A 2.3mm eyepiece in a 4.5" scope? I reckon that's probably pushing it a bit far, and as Ken says, will only be useful in excellent seeing (very few nights of the year).

But when it is good, watch out! Look forward to hearing more of your thoughts.

ColHut
08-03-2007, 12:35 PM
Quite right great ones!:) I plan to use it in a much wider scope...
I could not resist getting one now (all of $59) and trying it out. Honestly if the tracking was not so beastly on the mount I have it would be much better. I look forward to cold winter nights.

cheers all

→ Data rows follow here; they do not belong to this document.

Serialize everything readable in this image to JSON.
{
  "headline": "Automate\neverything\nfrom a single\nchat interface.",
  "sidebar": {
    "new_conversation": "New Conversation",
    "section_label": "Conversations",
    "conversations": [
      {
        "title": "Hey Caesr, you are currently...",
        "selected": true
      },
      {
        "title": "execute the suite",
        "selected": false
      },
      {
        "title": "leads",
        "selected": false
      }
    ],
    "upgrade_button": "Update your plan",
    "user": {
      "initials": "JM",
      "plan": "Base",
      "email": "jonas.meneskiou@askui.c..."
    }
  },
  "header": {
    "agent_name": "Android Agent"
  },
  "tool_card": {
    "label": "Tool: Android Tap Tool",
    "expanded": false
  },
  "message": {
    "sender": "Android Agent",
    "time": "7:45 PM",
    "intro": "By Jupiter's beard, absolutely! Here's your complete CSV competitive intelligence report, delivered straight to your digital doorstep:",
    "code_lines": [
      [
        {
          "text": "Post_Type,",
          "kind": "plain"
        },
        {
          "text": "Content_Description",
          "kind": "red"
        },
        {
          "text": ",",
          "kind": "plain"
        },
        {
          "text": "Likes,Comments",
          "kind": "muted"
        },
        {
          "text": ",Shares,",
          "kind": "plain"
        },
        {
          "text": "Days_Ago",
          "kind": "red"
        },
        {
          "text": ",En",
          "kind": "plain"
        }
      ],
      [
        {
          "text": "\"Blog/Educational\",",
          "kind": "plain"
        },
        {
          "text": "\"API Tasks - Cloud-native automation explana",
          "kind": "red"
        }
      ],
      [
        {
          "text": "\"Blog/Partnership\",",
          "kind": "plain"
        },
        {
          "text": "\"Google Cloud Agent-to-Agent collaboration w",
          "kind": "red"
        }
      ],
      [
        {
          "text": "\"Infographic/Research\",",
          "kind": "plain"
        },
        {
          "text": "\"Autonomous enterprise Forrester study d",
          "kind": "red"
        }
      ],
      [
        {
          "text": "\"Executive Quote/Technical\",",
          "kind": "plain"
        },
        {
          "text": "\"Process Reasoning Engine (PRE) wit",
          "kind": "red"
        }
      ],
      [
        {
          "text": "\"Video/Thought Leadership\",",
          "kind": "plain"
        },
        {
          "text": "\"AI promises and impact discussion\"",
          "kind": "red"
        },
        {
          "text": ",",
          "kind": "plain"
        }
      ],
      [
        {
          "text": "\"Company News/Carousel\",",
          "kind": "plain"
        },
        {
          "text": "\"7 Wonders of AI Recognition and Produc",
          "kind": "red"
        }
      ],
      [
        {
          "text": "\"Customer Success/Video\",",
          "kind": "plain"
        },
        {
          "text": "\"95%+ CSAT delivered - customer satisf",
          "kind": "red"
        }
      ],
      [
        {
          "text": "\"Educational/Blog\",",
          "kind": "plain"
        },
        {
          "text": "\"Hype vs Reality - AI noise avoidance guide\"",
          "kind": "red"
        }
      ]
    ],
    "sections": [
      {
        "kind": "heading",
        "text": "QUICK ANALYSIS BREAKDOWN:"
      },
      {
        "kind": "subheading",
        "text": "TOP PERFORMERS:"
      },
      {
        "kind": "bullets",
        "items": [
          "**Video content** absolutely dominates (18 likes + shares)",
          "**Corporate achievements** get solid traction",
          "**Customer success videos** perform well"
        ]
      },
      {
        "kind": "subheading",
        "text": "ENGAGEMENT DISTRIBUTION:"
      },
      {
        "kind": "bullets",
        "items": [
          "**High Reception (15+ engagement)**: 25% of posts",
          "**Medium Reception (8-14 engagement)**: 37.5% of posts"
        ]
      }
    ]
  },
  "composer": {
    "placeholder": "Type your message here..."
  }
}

ColHut
11-03-2007, 01:52 AM
More fun last night with the ED-2. Much cooler (20 degrees) and better seeing. Saturn lacked contrast but was still very bright - but the mount proved too wobbly - particularly with a strong Easterly breeze - to keep it on for long. I gave up and tried the moon. This time I just zeroed in, focussed and let the moon drift across. Pointing into the wind was much better. Definitely some boiling on the edges of the moon and intermittently on the surface. The seeing was really not quite up to it :D, and no doubt there was that kidney bean effect. As somebody else said - took about 30 seconds to get used to it. I pulled up and old chair and sat on the back and relaxed. Occasionally anoying floaters or other debris would swim in and out of view. The main thing is too ignore them and they go away. The terminator was fantastic and the individual craters were amazing. I will try it out again later on Jupiter and Mars. Meanwhile the edges do not seem to blur or go out of focus which is nice (but the tube is F8). Gosh if I had a telescope that could track properly without acting like a windvane!...That new scope cannot come soon enough!

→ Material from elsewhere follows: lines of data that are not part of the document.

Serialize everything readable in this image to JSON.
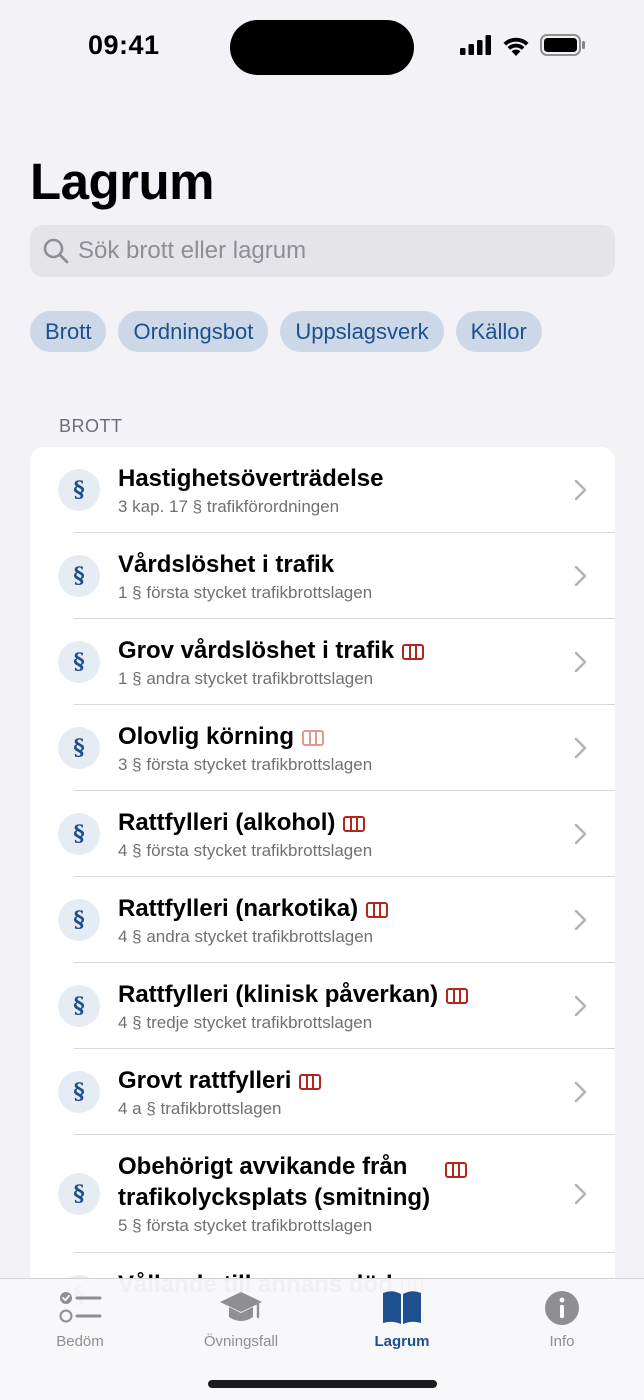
{
  "status_bar": {
    "time": "09:41"
  },
  "header": {
    "title": "Lagrum"
  },
  "search": {
    "placeholder": "Sök brott eller lagrum"
  },
  "chips": [
    {
      "label": "Brott"
    },
    {
      "label": "Ordningsbot"
    },
    {
      "label": "Uppslagsverk"
    },
    {
      "label": "Källor"
    }
  ],
  "section": {
    "header": "BROTT"
  },
  "icons": {
    "row_symbol": "§",
    "badge_icon": "prison-bars-icon",
    "chevron_icon": "chevron-right-icon"
  },
  "colors": {
    "accent": "#1e4f8f",
    "badge": "#b3261e",
    "badge_light": "#e09a93"
  },
  "rows": [
    {
      "title": "Hastighetsöverträdelse",
      "subtitle": "3 kap. 17 § trafikförordningen",
      "badge": "none"
    },
    {
      "title": "Vårdslöshet i trafik",
      "subtitle": "1 § första stycket trafikbrottslagen",
      "badge": "none"
    },
    {
      "title": "Grov vårdslöshet i trafik",
      "subtitle": "1 § andra stycket trafikbrottslagen",
      "badge": "prison"
    },
    {
      "title": "Olovlig körning",
      "subtitle": "3 § första stycket trafikbrottslagen",
      "badge": "prison-light"
    },
    {
      "title": "Rattfylleri (alkohol)",
      "subtitle": "4 § första stycket trafikbrottslagen",
      "badge": "prison"
    },
    {
      "title": "Rattfylleri (narkotika)",
      "subtitle": "4 § andra stycket trafikbrottslagen",
      "badge": "prison"
    },
    {
      "title": "Rattfylleri (klinisk påverkan)",
      "subtitle": "4 § tredje stycket trafikbrottslagen",
      "badge": "prison"
    },
    {
      "title": "Grovt rattfylleri",
      "subtitle": "4 a § trafikbrottslagen",
      "badge": "prison"
    },
    {
      "title": "Obehörigt avvikande från trafikolycksplats (smitning)",
      "subtitle": "5 § första stycket trafikbrottslagen",
      "badge": "prison"
    },
    {
      "title": "Vållande till annans död",
      "subtitle": "",
      "badge": "prison"
    }
  ],
  "tab_bar": {
    "tabs": [
      {
        "label": "Bedöm",
        "icon": "checklist-icon"
      },
      {
        "label": "Övningsfall",
        "icon": "graduation-cap-icon"
      },
      {
        "label": "Lagrum",
        "icon": "book-icon",
        "active": true
      },
      {
        "label": "Info",
        "icon": "info-icon"
      }
    ]
  }
}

More to follow...

ColHut
18-03-2007, 02:43 AM
So you are probably wondering what this eyepiece is for. Well if my maths do not deceive me at 2.3 mm to get a bare minimum 0.5mm exit pupil needs a F4.6 scope. So it is for short tube reflectors. At that focal ratio it provides about 51 power per inch. So it is a high power planetary eyepiece with good eye relief (20mm) obviously overpowered in my f8 scope but still fun I wonder what it would be like in the f4 short tube 8 " GS 600 reflectors at Andrews...
:)